I created my stop sign in what was likely a roundabout way. Having some experience with Photoshop my instinct was to use layers. I set the original image as my first layer, used the the alpha levels to fade the picture and then created a new layer for each piece of the image: octagons, screws, pole, text and sky. I used the eyedropper tool to grab colors from the original and a gradient as an attempt at a metallic pole. Layers may not have been the easiest way to go about it, but the process allowed be to draw shapes (with the polygon and rectangle tool) which were traced from the original image.
I like Lisa Simpson, but tracing her was a bit of a nightmare. The pen tool was new to me, and it turned out to be a real struggle. I noticed that after placing an anchor point at the end of a curved line the trajectory of the next line was difficult to control. Additionally it seemed challenging to connect two independent lines. This exercise took me a while and I found myself getting frustrating when I could not accurately match Lisa’s outline.
The align tool was easy to follow. I placed each of the corner items at an arbitrary 10 pixels away from the edges of the stage. Then I aligned them to each side of the page and used the ‘space’ option to place them at even intervals from one another. I was able to use this tool for the next step of the homework as well.
Merge drawing and object drawing are new concepts for me, however, I’m beginning to see the distinctions. As the example indicates, object drawing allows you to create two separate shapes. I think of them as existing on their own individual layers; they can be moved or placed independently of each other. Further, they are layered one on top of the other in order of their creation (newest on top). In merge drawing, as the shapes are created they fuse together. They exist on a single layer, and in the case of shapes which overlap, the hidden material is disgarded. In merge drawing however, the fill and stroke are separate entities and can me moved independently.
Bitmap graphics are what I have the most experience with. Bitmap images are comprised of individual pixels. There are only so may pixels within that image; in the case of HD video, 1920 by 1080. This means that at some point, when scaling up an image, the individual colored pixels become visible: there is a finite set of information.
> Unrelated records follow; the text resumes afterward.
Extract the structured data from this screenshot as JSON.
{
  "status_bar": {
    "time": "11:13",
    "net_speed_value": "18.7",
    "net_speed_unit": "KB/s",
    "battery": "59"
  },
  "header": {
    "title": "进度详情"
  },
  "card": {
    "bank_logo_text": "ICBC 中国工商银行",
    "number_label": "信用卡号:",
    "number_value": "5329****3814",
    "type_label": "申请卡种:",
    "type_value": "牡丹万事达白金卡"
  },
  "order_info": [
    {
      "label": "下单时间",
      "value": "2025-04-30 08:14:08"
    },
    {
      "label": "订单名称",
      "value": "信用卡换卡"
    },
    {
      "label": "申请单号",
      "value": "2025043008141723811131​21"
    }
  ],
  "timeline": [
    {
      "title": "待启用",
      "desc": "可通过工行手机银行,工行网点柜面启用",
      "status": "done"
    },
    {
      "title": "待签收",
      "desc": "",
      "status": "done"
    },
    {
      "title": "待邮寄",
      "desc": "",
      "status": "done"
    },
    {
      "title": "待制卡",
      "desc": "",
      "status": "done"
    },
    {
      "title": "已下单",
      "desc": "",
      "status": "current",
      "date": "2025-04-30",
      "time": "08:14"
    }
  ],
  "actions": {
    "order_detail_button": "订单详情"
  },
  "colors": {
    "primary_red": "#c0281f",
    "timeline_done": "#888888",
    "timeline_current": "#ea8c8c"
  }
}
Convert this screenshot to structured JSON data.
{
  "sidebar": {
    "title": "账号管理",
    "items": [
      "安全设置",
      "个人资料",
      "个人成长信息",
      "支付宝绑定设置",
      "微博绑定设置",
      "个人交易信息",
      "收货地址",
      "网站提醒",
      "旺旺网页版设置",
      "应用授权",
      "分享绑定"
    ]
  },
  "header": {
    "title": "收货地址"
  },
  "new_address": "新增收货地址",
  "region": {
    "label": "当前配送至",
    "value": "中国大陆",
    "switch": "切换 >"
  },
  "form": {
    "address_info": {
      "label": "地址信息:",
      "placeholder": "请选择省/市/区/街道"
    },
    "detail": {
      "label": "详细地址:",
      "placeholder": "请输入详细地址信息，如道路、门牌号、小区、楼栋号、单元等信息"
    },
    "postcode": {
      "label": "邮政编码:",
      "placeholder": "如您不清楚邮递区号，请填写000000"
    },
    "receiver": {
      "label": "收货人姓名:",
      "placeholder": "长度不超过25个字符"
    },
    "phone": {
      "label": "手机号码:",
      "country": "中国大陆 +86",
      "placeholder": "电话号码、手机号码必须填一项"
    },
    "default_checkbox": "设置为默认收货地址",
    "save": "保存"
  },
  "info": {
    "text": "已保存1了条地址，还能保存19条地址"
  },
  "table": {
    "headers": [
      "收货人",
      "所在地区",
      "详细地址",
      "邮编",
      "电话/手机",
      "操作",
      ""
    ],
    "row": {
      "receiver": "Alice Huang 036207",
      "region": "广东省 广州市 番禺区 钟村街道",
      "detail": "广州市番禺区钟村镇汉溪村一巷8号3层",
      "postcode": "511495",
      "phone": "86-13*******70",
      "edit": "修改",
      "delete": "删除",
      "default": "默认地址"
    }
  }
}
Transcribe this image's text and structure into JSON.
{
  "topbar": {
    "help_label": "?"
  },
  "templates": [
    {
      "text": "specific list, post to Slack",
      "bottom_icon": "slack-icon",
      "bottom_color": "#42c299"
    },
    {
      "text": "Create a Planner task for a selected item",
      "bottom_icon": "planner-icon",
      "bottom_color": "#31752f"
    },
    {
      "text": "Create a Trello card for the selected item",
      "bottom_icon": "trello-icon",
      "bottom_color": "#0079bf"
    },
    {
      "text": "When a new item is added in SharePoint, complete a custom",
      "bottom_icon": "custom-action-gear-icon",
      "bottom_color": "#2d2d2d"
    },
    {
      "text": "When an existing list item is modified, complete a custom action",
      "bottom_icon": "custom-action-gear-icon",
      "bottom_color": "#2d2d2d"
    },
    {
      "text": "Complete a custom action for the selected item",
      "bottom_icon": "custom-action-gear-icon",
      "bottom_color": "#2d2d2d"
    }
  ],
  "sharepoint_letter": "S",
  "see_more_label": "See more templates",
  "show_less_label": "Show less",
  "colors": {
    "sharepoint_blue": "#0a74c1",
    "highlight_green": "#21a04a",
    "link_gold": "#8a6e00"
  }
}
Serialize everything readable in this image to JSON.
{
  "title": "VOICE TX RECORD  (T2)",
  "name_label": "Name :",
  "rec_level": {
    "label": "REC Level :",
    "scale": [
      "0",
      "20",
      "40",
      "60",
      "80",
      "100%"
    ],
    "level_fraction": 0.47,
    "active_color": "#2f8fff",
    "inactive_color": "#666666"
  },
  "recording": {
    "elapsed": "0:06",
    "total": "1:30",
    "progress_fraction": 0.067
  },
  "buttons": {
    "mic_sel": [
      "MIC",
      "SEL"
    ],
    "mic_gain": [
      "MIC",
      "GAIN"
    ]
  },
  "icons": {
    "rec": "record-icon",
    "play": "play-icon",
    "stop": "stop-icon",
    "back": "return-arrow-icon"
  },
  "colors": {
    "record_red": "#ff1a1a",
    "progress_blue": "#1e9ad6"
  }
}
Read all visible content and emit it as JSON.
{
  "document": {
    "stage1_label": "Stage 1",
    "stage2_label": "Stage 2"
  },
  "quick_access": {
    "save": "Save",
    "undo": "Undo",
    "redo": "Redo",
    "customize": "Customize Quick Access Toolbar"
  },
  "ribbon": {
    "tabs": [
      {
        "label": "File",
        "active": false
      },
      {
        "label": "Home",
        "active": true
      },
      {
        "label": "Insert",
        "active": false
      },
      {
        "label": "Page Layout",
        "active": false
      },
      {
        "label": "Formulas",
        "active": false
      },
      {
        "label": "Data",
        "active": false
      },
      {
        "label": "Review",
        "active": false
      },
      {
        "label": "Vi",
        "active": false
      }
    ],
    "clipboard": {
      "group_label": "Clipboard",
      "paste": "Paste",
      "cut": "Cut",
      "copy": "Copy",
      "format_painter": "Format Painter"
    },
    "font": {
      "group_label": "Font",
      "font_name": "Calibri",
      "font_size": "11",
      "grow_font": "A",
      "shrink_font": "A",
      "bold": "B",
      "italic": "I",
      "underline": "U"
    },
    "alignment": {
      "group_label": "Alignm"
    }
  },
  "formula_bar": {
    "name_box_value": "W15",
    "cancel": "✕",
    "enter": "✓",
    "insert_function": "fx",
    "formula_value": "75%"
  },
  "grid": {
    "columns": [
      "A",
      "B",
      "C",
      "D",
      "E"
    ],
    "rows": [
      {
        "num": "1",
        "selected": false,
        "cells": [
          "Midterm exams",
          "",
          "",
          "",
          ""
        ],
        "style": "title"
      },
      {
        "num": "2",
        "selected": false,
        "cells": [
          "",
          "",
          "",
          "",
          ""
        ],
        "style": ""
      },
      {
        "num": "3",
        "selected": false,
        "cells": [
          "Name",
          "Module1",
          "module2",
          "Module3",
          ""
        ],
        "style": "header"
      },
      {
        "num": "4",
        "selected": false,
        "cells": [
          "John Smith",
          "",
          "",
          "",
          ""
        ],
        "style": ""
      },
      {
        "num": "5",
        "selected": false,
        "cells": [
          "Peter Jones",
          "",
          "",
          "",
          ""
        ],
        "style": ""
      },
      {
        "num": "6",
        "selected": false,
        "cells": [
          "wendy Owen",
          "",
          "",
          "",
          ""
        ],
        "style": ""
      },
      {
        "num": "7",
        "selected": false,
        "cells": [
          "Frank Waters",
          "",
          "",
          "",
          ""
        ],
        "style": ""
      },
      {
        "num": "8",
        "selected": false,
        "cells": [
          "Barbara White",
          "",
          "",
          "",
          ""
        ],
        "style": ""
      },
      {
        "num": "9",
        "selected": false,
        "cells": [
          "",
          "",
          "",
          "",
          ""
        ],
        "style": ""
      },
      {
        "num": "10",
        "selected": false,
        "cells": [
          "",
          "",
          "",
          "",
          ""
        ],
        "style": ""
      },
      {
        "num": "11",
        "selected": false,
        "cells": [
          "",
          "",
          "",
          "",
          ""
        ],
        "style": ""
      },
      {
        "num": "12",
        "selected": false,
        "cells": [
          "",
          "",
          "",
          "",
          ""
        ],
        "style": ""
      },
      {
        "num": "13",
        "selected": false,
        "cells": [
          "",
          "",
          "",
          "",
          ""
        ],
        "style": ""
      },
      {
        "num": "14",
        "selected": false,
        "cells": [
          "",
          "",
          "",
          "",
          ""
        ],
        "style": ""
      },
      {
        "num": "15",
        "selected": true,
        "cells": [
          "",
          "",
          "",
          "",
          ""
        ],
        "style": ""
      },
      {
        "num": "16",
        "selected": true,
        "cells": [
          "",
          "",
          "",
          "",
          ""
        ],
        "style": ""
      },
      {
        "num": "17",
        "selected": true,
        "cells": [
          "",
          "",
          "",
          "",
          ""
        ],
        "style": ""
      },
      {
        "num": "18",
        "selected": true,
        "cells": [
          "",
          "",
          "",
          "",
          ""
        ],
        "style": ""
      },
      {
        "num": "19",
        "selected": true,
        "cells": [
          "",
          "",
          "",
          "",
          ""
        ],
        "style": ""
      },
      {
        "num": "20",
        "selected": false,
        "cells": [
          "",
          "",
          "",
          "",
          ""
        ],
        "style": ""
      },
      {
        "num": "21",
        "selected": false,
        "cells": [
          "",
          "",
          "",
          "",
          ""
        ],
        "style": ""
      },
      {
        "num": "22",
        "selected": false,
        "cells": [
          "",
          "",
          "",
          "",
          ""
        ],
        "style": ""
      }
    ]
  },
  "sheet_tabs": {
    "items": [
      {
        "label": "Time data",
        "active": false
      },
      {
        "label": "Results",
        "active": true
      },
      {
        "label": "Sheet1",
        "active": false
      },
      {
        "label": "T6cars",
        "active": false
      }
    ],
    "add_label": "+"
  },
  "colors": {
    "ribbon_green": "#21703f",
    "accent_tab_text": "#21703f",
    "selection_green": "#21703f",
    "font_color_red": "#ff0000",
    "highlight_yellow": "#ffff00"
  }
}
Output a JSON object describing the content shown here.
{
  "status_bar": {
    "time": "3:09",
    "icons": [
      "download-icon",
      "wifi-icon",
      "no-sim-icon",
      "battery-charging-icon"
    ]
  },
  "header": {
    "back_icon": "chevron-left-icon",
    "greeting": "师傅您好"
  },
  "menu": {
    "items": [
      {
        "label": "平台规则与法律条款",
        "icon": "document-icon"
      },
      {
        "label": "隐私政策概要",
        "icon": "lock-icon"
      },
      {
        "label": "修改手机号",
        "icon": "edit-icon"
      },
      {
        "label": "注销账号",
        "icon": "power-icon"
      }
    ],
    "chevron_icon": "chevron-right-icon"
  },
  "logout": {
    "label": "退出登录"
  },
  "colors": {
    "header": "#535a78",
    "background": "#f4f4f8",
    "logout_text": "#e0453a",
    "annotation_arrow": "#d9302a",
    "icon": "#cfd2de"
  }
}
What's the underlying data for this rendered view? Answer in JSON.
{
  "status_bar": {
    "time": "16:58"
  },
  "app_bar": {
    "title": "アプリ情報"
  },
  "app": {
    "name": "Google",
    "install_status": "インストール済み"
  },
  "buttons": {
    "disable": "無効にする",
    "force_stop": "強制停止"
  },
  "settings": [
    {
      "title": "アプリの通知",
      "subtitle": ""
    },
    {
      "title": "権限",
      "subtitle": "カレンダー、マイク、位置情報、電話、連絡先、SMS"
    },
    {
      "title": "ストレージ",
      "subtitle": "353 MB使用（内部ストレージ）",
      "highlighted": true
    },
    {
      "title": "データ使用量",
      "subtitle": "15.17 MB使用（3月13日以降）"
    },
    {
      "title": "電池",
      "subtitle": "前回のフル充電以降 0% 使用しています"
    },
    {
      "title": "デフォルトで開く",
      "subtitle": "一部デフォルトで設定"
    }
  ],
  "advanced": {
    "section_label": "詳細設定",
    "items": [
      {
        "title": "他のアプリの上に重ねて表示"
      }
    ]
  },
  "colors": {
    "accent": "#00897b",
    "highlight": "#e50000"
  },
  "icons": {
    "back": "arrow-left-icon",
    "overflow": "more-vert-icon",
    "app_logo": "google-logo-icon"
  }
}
In vector graphics however, the image is comprised of mathematical descriptions. You may continue to zero in on a component of that image, but you will not loose information. Vector graphics prevent degradation of the image quality.